In the recent case of Dresder Kleinwort Limited v Commerzbank AG v Attrill and others [2013] EWCA Civ 394, the Court of Appeal held that the announcement of a guaranteed bonus pool offered to employees at a time when there was uncertainty in the company amounted to a contractually binding obligation, despite not being strictly in the form dictated by the company’s employee handbook.

In this case, Dresdner Bank AG was going through a change of ownership and as result, the employees were uncertain about their future within the company.  The management decided that there should be some kind of staff retention scheme to prevent the damaging departure of staff.  It was announced to the employees over the company intranet and during a Town Hall meeting that a guaranteed bonus pool had been created for their benefit.

Following the collapse of Lehman Brothers and the financial crisis which ensued, the company attempted to alter the bonus letters which were to be sent out, stating that there had been a material adverse change and that the bonus payment now depended on the bank’s performance.  The Court of Appeal was required to decide whether there was a binding contract in place between the company and the employees.

The strict reading of the relevant clause in the employee handbook required that any changes to terms and conditions of employment must be made by a member of the HR department and must be communicated in writing.  It also stated that when change affected a group of employees, notification could be by display on notice boards or the company intranet.

The Court of Appeal held that there had been a unilateral variation of the employee’s terms in accordance with the staff handbook even though employees had not received separate individual written communication and the initial announcement was not made by a member of the HR department.  It was held that the announcement had been sufficiently certain to be enforceable.

Our view

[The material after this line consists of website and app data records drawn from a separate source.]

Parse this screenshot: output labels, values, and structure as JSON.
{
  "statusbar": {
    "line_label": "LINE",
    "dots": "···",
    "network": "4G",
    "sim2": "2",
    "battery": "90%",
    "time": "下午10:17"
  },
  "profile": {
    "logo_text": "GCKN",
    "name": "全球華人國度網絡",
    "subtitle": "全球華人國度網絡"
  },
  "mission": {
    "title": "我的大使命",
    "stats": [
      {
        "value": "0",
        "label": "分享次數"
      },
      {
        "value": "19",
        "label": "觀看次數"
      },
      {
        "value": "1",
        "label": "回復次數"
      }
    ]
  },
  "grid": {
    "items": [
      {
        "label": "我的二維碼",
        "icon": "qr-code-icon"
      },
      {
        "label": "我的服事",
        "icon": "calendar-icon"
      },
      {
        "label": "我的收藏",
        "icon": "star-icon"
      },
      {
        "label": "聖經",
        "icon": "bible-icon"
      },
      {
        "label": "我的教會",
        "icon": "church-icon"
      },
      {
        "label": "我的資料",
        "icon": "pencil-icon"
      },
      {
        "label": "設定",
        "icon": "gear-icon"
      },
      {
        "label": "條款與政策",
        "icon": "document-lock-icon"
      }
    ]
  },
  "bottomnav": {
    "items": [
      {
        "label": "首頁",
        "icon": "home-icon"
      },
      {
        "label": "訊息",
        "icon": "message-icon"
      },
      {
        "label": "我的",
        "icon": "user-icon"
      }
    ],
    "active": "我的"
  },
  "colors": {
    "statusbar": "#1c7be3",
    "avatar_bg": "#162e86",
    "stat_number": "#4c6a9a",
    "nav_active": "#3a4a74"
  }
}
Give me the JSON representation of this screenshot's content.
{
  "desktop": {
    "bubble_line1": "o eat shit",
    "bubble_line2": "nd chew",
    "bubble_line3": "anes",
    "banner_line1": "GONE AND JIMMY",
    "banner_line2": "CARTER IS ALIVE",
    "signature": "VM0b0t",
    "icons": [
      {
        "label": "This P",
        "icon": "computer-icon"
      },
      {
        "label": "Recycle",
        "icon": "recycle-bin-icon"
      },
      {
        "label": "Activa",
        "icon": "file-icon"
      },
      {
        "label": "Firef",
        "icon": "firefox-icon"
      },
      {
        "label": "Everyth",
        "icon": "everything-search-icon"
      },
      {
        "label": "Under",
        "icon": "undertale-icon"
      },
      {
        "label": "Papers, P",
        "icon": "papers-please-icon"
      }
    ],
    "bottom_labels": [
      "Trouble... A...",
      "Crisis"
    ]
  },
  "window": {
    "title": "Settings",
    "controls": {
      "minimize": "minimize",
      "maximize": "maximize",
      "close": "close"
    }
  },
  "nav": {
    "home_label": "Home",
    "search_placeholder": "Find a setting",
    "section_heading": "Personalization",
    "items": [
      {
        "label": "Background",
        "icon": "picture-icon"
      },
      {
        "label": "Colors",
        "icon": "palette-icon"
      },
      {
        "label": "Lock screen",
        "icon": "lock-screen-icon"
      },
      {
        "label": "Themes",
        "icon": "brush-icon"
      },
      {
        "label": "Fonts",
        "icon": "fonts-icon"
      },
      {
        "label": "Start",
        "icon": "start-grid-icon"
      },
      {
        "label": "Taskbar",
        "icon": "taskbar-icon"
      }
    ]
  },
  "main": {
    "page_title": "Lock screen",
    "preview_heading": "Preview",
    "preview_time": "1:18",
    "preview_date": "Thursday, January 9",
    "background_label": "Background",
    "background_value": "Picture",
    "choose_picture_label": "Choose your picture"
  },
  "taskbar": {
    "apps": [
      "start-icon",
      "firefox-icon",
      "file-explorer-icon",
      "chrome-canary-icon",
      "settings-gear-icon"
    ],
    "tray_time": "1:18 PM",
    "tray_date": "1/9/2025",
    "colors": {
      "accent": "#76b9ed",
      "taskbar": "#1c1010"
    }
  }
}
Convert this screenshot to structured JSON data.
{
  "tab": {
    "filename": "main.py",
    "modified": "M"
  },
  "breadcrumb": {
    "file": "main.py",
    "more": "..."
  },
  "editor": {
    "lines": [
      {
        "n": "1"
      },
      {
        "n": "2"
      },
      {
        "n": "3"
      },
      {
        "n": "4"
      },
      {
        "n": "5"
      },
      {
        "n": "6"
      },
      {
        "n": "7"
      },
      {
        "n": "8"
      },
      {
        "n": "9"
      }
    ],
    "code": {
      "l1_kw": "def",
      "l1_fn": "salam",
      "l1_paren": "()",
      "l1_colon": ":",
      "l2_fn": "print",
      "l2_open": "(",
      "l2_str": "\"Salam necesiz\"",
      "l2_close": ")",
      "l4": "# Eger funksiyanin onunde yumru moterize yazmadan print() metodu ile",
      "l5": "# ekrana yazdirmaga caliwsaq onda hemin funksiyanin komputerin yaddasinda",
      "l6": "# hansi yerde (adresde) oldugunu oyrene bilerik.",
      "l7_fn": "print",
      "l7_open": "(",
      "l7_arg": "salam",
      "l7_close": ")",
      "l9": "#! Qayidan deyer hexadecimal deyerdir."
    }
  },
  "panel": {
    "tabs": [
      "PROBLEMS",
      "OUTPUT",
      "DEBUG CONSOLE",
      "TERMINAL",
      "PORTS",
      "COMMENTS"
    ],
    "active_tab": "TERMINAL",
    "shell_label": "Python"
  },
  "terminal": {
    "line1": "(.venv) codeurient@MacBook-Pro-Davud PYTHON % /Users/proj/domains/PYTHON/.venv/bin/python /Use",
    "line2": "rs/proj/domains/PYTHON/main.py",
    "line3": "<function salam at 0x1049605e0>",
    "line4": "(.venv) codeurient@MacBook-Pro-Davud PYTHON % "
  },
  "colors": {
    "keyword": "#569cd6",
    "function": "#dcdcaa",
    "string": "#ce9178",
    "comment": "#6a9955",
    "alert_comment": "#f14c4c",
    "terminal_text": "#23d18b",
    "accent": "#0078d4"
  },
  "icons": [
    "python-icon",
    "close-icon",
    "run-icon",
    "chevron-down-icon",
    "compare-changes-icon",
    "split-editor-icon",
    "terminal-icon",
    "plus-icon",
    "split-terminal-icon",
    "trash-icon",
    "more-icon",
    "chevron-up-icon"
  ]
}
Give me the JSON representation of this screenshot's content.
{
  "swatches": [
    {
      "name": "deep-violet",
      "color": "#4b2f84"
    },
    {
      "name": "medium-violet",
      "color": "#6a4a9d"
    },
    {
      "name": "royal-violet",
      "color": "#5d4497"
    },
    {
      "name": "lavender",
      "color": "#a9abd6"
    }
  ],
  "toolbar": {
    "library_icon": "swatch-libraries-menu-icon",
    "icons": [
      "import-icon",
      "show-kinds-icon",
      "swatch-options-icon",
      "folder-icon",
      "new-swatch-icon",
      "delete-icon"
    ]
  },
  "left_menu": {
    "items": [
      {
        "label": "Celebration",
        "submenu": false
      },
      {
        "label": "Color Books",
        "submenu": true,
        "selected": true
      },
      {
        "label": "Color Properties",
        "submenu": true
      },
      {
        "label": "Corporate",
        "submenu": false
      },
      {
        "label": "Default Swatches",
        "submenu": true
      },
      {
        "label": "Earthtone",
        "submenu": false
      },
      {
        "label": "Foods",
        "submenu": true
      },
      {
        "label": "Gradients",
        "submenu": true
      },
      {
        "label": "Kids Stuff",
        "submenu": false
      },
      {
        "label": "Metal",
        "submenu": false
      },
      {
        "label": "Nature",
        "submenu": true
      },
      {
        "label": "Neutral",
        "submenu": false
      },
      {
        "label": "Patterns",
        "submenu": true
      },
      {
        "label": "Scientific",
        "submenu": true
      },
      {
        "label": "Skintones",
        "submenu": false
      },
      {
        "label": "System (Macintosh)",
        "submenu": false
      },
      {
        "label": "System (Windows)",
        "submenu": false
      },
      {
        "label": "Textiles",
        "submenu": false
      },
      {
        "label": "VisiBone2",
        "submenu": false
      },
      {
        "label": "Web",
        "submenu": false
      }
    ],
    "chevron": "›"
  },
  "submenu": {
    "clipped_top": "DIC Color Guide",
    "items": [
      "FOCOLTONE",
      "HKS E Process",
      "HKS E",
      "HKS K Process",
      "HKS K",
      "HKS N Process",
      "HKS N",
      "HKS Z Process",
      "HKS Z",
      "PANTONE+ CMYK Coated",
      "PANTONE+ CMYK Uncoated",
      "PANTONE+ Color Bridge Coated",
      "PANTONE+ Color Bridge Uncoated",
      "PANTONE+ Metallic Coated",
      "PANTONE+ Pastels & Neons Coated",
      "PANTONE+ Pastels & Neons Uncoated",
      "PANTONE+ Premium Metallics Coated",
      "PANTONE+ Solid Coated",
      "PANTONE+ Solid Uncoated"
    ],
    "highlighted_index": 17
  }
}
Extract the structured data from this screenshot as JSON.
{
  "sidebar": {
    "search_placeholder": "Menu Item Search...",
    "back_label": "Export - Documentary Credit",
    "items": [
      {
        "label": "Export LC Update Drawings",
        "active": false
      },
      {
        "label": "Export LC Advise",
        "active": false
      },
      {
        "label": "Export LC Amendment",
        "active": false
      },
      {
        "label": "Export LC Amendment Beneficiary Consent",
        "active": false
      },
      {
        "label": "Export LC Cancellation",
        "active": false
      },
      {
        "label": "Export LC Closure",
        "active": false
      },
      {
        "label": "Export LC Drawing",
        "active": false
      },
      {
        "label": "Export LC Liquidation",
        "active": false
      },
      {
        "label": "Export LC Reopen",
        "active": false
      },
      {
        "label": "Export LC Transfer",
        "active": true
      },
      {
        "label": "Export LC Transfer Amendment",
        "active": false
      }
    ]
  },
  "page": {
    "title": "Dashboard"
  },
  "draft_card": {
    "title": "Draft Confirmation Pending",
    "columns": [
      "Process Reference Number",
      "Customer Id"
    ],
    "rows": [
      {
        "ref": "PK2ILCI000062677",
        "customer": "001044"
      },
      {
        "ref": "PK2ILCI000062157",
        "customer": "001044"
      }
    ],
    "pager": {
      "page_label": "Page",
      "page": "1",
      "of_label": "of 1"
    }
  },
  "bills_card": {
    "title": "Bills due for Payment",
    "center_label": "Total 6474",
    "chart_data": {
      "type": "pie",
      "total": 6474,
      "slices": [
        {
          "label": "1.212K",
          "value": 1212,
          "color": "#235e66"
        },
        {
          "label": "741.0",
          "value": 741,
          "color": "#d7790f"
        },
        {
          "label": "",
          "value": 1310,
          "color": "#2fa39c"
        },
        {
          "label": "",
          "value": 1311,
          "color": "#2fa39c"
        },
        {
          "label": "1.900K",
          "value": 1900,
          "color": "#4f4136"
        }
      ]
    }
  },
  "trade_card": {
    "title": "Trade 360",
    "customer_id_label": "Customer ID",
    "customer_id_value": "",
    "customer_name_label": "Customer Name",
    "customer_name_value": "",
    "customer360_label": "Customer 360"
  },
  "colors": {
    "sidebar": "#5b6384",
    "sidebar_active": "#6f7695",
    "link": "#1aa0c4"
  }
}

Employers should consider the potential risks when making announcements to groups of employees.  Despite the terms in the employee handbook, it may be found that an announcement amounts to an intention to create legal relations. Employers should consider their actions objectively and ensure that the intention behind any announcement is made clear and documented appropriately.
 
The above mentioned case also considered the FAQ section of the company’s intranet and whether it served to display the message in relation to the bonus pool.  Employers should be reminded to state exactly what form of media is permitted when requiring information to be displayed, written or announced.  This is increasingly relevant given the wide forms of media which are available.